Records shown section start

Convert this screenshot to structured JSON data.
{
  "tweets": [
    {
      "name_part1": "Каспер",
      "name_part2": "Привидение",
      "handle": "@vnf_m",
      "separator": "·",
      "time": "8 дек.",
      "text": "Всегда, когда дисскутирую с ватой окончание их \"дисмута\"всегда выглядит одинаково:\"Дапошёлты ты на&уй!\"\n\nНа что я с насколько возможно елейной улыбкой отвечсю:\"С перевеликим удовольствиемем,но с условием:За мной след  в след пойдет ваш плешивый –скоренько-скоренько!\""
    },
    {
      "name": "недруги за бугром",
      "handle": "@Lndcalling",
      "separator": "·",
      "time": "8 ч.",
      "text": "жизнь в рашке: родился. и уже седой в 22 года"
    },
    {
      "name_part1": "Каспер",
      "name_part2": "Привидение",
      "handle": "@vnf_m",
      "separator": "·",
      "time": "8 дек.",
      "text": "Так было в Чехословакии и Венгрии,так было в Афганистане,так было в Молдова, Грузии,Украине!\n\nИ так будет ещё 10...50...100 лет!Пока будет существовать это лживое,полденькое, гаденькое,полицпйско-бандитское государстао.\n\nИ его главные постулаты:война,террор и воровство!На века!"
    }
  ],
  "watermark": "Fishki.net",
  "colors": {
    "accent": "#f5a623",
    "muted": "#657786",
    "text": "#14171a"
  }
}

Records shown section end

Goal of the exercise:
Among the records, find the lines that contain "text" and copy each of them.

Answer to this exercise:
      "text": "Всегда, когда дисскутирую с ватой окончание их \"дисмута\"всегда выглядит одинаково:\"Дапошёлты ты на&уй!\"\n\nНа что я с насколько возможно елейной улыбкой отвечсю:\"С перевеликим удовольствиемем,но с условием:За мной след  в след пойдет ваш плешивый –скоренько-скоренько!\""
      "text": "жизнь в рашке: родился. и уже седой в 22 года"
      "text": "Так было в Чехословакии и Венгрии,так было в Афганистане,так было в Молдова, Грузии,Украине!\n\nИ так будет ещё 10...50...100 лет!Пока будет существовать это лживое,полденькое, гаденькое,полицпйско-бандитское государстао.\n\nИ его главные постулаты:война,террор и воровство!На века!"
    "text": "#14171a"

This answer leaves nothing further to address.